Another option the Jackets had was to re-sign backup Mathieu Garon, but it seemed like Columbus would be looking elsewhere.
As free agency began, goaltenders were being snatched up left and right. Montreal signed Budaj, Carolina signed Boucher, Phoenix signed Smith and Colorado won the goaltender frenzy signing both Giguere and Varlamov. Mathieu Garon would also find success being signed by Tampa Bay.
At the end of the day, the Blue Jackets were not able to acquire any of the above mentioned goaltenders. Instead, Columbus agreed to deals with two goaltenders in Mark Dekanich and Curtis Sanford.
Sanford received a two-way deal and will most likely spend most of next season in the Jackets' American Hockey League affiliate in Springfield.
While general manager Scott Howson, according to the Columbus Dispatch, said that Dekanich will be the other Blue Jacket goalie next season:
"We think he's ready," Howson said. "It's a bit of a risk but we think he's ready. Given what was available after a few hours, no doubt. There are top goalies in the American League who are ready for a chance. Eventually, these guys play. Why can't they play here?"
Dekanich has played three seasons with the Milwaukee Admirals, the AHL affiliate of the Nashville Predators, but was never able to acquire the backup role behind Vezina trophy finalist Pekka Rinne.
With the acquisition of two minor league goalies, it is clear that the No. 1 goaltender job this season is Steve Mason's to lose.
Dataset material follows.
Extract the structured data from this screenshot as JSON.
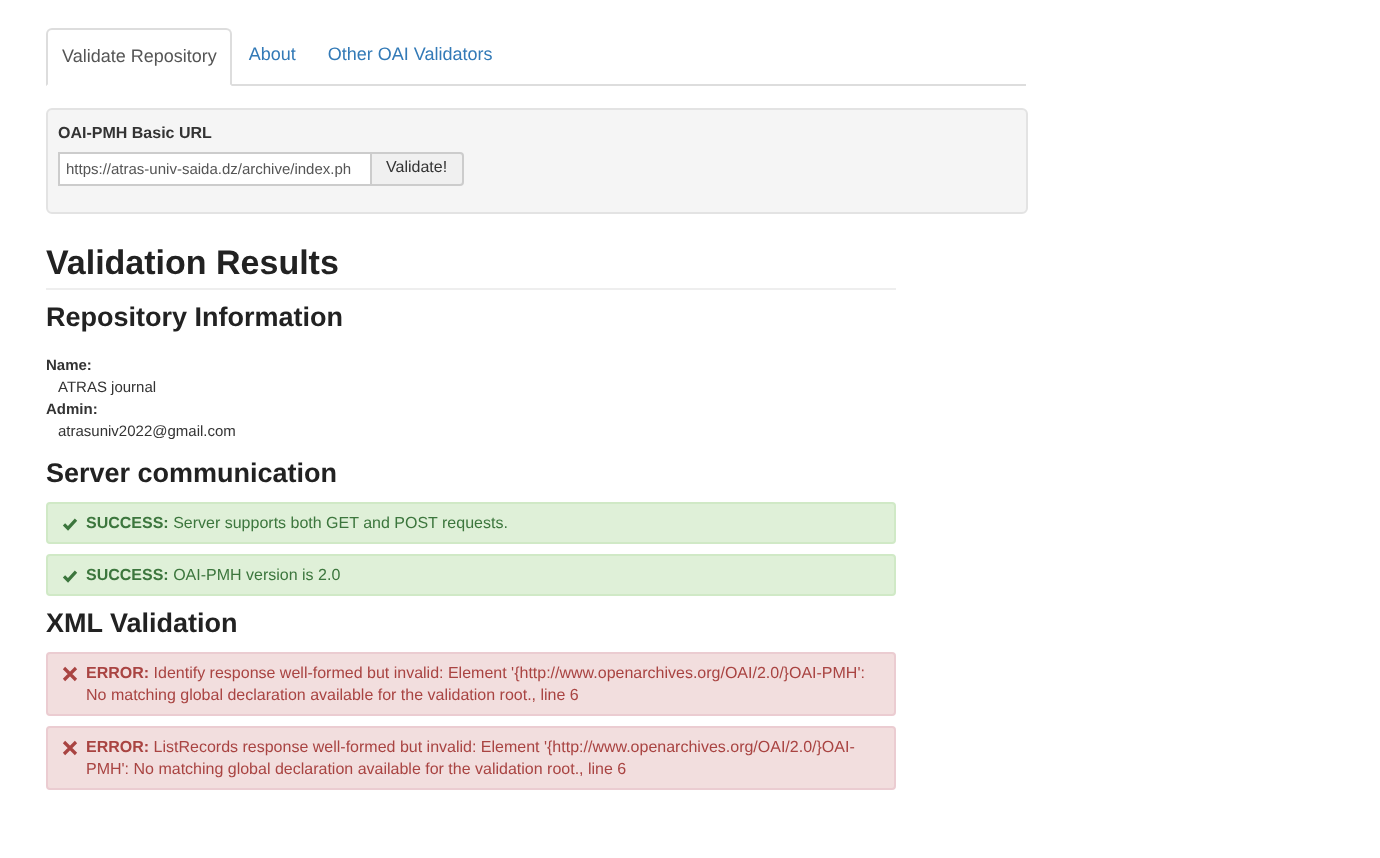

Mason has struggled the past two seasons and it was unclear whether or not the Canadian netminder would be playing elsewhere come next season.
Mason is still young at only 23 years old and the Calder trophy winner still has a lot of potential. However, it is clear that Howson is becoming impatient as he was looking to deal Mason before last season's trade deadline and at the end of this season.
One of Mason's main issues the past two seasons was his consistency. When he was playing well, there was no way opposing teams were getting pucks past him. This past season, Mason's best stretch came in the month of February when he won seven of his nine starts.
However, when Mason struggled, it seemed that he could never recover. After his hot February, Mason would go on to win only two of his final 14 starts.
All the blame cannot be placed among Steve Mason's shoulders. One problem affecting him was that their goaltending coach, Dave Rook, only worked part-time. At times, Rook was not around to help Mason when he struggled to regain his confidence.
Howson fixed this issue with the hire of goaltending coach Ian Clark. Clark will work full-time to bring Mason back to where he was when he put up impressive numbers in his rookie season.
The other problem that was out of Mason's control was the abysmal defense in front of him. Mason will find a completely different defense in front of him next season with the release of Jan Hejda, Mike Commodore, Sami Lepisto, Anton Stralman and Craig Rivet.
The addition of James Wisniewski today is an upgrade in itself for Mason and the Jackets will still look to add another defenseman before the season starts in October.
At the end of the day, Steve Mason's job is still safe, but he is out of excuses. If he continues to show signs of inconsistency, head coach Scott Arniel may look to the inexperienced and unproven Dekanich.
If Mason cannot find his winning ways this season, then the team will most likely cut ties with their 2006 draft pick.